As one local Scout group prepares to celebrate its centenary, they hope former members can help mark the anniversary.
2nd Torwood turn 100 in January and are planning an exhibition to mark the milestone and hope to use the photos and memorabilia of former Scouts.
Ronnie Cheape, who joined 2nd Torwood as a Cub in 1944 and was a Scout leader, is researching the group’s history along with Bill Middleton, current Scout leader.
Specifically, Ronnie has been looking in to the 11 men from 2nd Torwood who gave up their lives fighting for their country in World War II.
He said: “There is a memorial for the 11 former Scouts and leaders from 2nd Torwood and we thought it only right that we honour the people who went to fight and never came home to their families.
“By looking up the Commonwealth War Graves I’ve got some basic information on all of them, like when they died and where they are buried or remembered but we’d like to have photographs and personal information on them too, to really bring their story to life.”
They have managed to secure a photo of David Fairweather and an image of Jim McIntyre with two others.
Ronnie continued: “The problem is we don’t know which of the three is Jim McIntyre. There must be someone who knew him and can match the face to the name.”
While carrying out the research Ronnie discovered the incredible story of former Torwood Scout, Jim Shirra.
The sergeant was posted missing in July 1942 after his bomber force landed during an attack on Tobruk Harbour in Libya.
The soldier and three others were forced to walk through 450 miles of desert, eventually getting back to the base in Tobruk weeks later.
Bill said: “The division has an amazing history and we are trying to honour as much as possible with the centenary celebrations.
“I joined the Scouts in 1951 in Grangemouth and have been involved with Torwood for around 25 years.
“The changes in that time have been incredible – for one thing girls can join now – and the way the Scouts operates is unrecognisable.
“When the Scouts was started it was to keep young working class boys out of trouble and give them experiences they wouldn’t have had otherwise.
“As a boy I spent every weekend up camping at Barrwood and as we got older, just find a hill to climb or place to explore.
“Now there are a lot of health and safety constraints but the general message is the same, to get young people out and enjoying the great outdoors.”
One figure central to the celebrations will be Sir Ian Bolton.
The charismatic leader started the troop in 1913 and was instrumental in the opening of Barrwood, where Scouts from across Forth Valley go for activities and trips. On his death he donated the land to the organisation.
Ronnie said: “When I joined, Sir Ian was the Scout leader and he dedicated his life to the movement.
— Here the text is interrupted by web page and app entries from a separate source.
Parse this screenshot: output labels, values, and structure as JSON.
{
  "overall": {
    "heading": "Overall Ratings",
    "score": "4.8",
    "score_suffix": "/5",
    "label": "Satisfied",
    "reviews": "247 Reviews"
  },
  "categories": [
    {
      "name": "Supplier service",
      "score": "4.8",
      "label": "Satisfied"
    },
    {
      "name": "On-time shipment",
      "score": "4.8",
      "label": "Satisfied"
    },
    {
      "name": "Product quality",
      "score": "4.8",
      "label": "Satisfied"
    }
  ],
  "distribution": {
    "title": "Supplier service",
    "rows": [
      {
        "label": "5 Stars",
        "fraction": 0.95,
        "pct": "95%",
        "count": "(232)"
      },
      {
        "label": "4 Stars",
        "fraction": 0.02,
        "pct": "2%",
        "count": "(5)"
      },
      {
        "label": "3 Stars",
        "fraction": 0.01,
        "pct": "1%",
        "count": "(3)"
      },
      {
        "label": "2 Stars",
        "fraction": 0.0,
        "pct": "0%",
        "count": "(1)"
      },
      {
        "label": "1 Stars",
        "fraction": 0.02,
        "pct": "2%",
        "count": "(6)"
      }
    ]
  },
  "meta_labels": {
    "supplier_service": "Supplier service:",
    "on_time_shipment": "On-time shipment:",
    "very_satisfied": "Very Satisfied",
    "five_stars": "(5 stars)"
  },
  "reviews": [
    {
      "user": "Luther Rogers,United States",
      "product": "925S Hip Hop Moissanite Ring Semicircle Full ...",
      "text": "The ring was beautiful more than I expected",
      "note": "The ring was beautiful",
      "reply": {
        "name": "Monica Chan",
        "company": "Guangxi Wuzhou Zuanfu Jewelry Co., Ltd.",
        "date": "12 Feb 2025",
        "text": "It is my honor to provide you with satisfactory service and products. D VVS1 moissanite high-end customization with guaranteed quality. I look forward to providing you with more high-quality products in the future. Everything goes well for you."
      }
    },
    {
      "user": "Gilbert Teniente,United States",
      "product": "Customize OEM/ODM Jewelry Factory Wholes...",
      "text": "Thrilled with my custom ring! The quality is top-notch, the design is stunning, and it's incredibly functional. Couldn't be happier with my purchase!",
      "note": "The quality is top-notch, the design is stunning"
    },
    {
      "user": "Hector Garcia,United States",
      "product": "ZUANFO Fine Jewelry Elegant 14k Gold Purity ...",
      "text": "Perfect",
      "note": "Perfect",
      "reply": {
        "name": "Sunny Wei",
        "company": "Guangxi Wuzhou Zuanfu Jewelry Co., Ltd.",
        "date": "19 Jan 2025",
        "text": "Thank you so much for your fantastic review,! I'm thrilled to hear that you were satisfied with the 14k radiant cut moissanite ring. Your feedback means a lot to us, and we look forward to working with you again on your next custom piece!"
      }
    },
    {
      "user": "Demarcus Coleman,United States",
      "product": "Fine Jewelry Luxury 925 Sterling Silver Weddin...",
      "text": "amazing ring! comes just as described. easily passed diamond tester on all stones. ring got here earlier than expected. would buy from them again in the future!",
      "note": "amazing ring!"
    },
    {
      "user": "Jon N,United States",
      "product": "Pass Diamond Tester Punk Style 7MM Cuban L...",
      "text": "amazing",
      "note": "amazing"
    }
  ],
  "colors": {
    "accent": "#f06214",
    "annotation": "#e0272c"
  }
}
“He took us on trips and every year would visit the home of every member to see how they were getting on.
“He never married and was injured in World War I so the Scouts were his family, he was just so passionate.
“When the Scouts were started, it was called the Scouting Movement and the name is fitting as the organisation has to move with the times.
“Although it is vastly different to when Bill and I joined, it’s just as important and relevant today as ever.”
n If you have any photos, memorabilia or information on the men listed on the war memorial, please contact the Falkirk Herald on (01324) 690246 and your details will be passed on. All 11 names on the memorial are: R. B. Jones, R. M. Kelly, J. G. Bell, E. Dennis, D. C. Fairweather, J. Gilfillan, T. Haig, R. C. Kay, J. McIntrye, D. Stalker, J. F. G. Wyllie.